[Data about app and page elements]
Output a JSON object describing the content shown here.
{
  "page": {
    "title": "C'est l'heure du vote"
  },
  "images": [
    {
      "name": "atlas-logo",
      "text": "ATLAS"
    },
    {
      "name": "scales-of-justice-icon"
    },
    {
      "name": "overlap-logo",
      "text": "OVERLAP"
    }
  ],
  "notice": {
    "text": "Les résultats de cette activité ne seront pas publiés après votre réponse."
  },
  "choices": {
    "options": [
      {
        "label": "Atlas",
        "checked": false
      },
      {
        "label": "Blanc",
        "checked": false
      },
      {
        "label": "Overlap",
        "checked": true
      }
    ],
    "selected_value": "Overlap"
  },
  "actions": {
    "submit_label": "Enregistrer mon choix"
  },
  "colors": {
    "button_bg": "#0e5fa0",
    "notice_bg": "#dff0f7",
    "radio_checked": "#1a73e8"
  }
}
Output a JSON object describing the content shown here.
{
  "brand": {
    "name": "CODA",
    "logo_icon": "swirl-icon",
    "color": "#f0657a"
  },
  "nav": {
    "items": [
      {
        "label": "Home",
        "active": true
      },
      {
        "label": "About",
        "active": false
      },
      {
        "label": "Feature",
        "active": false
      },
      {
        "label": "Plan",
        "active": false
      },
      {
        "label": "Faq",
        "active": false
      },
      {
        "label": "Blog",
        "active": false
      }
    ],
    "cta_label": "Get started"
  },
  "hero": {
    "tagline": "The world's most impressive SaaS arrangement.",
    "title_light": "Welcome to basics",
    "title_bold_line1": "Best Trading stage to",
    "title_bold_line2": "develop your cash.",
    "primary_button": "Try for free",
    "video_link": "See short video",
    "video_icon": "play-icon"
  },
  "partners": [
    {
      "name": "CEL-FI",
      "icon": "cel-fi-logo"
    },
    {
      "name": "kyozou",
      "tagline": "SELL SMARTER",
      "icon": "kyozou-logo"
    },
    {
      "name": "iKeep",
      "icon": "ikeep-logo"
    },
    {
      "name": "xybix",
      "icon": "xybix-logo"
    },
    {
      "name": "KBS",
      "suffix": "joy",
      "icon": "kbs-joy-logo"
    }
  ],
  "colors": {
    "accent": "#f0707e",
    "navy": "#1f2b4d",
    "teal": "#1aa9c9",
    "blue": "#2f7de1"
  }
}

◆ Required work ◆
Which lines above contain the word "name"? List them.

◆ Solved exercise ◆
      "name": "atlas-logo",
      "name": "scales-of-justice-icon"
      "name": "overlap-logo",
    "name": "CODA",
      "name": "CEL-FI",
      "name": "kyozou",
      "name": "iKeep",
      "name": "xybix",
      "name": "KBS",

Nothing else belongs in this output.